(Dataset records)
════════════════
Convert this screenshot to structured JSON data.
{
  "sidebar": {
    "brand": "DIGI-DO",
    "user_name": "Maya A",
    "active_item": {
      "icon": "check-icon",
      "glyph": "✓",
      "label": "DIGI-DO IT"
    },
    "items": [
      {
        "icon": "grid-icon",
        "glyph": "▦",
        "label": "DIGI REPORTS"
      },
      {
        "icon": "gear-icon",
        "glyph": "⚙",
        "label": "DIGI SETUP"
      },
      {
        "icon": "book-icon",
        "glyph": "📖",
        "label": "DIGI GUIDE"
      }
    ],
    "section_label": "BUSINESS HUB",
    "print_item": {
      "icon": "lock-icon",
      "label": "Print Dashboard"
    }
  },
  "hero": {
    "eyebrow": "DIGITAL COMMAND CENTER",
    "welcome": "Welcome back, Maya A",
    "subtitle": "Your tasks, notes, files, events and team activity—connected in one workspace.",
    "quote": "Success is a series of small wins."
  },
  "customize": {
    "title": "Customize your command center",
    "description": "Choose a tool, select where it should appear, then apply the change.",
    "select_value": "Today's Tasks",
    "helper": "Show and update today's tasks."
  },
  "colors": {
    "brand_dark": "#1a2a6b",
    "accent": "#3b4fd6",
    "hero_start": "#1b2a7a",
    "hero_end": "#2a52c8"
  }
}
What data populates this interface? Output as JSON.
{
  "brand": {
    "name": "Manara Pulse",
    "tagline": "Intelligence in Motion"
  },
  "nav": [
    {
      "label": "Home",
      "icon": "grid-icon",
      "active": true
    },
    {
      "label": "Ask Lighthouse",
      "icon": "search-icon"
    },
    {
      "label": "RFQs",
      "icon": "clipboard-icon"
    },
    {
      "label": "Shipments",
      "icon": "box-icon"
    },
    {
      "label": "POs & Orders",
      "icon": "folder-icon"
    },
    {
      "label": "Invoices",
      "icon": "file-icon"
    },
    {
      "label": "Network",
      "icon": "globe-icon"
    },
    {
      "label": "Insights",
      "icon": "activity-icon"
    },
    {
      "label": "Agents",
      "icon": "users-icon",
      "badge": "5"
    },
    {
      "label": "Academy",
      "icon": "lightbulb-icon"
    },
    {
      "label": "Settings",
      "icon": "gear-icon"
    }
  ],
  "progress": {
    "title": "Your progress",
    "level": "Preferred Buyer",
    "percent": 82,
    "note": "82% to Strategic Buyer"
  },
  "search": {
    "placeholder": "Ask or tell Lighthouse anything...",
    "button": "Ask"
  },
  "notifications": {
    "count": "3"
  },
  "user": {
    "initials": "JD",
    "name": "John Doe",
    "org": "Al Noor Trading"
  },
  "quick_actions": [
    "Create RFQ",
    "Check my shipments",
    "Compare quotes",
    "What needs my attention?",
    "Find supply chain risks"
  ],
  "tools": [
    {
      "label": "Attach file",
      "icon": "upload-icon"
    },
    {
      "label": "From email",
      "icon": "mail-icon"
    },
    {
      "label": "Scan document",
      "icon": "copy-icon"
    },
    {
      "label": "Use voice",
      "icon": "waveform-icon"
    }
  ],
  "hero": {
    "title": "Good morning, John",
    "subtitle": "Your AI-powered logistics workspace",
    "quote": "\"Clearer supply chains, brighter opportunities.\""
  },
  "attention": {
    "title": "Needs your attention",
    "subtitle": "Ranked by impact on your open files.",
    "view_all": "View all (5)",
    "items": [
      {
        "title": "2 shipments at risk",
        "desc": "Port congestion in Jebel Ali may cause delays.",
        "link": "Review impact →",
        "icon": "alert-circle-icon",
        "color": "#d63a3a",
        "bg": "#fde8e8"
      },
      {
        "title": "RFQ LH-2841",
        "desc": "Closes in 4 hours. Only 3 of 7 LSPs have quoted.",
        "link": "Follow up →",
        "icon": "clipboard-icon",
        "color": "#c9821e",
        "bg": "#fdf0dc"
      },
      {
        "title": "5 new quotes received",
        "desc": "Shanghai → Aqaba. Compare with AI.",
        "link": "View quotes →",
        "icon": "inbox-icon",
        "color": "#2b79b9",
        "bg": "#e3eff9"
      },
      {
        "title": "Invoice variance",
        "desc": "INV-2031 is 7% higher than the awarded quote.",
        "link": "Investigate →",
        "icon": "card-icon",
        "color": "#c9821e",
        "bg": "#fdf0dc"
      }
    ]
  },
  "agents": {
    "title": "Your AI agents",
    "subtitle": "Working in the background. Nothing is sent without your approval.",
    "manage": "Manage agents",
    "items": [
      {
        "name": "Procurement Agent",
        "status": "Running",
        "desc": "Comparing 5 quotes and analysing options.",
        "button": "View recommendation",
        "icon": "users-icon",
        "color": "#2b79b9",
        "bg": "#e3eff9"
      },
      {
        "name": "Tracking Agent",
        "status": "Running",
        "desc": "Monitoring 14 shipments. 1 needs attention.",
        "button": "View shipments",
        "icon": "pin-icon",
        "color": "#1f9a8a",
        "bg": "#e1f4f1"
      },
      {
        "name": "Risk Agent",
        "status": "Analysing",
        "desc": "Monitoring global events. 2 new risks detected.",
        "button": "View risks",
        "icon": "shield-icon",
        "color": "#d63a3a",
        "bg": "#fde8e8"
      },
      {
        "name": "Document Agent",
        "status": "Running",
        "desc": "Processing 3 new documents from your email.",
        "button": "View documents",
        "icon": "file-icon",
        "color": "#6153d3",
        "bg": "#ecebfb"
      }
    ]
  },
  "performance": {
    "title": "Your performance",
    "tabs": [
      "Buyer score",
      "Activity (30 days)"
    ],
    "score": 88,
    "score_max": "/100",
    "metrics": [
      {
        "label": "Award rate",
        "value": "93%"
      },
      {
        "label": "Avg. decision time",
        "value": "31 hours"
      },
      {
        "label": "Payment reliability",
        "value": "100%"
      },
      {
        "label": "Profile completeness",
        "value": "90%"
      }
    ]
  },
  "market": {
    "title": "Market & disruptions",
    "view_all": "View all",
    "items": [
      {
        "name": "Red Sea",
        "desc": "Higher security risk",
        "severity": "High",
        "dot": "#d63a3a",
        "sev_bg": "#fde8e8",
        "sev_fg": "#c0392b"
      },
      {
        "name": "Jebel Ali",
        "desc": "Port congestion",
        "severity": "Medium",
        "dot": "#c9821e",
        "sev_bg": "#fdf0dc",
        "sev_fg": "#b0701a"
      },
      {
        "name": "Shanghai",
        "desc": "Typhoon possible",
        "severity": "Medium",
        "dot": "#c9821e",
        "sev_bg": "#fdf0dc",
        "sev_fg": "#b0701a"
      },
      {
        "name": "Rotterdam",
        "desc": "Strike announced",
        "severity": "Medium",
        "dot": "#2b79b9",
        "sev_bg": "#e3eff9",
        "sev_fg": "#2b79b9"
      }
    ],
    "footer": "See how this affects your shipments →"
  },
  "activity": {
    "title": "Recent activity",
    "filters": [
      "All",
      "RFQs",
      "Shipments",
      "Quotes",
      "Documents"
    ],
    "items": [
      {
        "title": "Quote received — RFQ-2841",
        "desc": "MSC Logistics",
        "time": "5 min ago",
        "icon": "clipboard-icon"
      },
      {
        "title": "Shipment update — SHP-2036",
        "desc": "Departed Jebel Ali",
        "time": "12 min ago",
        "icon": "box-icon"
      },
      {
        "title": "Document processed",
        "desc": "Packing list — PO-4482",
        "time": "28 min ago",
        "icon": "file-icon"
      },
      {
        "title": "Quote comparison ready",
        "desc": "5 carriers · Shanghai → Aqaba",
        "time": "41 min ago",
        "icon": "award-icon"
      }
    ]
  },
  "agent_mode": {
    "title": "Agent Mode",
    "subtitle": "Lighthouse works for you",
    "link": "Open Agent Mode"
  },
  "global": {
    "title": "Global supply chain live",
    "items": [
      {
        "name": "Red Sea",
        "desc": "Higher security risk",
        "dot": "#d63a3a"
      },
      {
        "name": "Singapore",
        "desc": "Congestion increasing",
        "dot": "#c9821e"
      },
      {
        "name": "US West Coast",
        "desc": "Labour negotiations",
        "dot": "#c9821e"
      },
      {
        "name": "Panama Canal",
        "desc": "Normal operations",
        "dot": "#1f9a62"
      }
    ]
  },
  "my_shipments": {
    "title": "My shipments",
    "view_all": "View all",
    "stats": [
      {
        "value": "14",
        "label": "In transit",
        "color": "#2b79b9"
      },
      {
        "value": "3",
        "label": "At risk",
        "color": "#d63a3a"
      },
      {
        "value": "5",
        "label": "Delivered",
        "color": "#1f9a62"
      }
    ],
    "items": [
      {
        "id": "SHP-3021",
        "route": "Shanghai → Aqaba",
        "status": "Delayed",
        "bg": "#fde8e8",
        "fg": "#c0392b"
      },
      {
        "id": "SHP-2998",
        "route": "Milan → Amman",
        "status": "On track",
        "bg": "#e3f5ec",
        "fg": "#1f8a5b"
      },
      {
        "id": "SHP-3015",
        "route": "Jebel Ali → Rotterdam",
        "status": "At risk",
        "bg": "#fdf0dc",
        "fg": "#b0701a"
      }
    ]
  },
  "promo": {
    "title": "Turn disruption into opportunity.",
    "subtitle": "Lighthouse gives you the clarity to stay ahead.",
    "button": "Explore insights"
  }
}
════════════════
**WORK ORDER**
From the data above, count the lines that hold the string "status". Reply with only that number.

**RESPONSE TO THIS EXERCISE**
7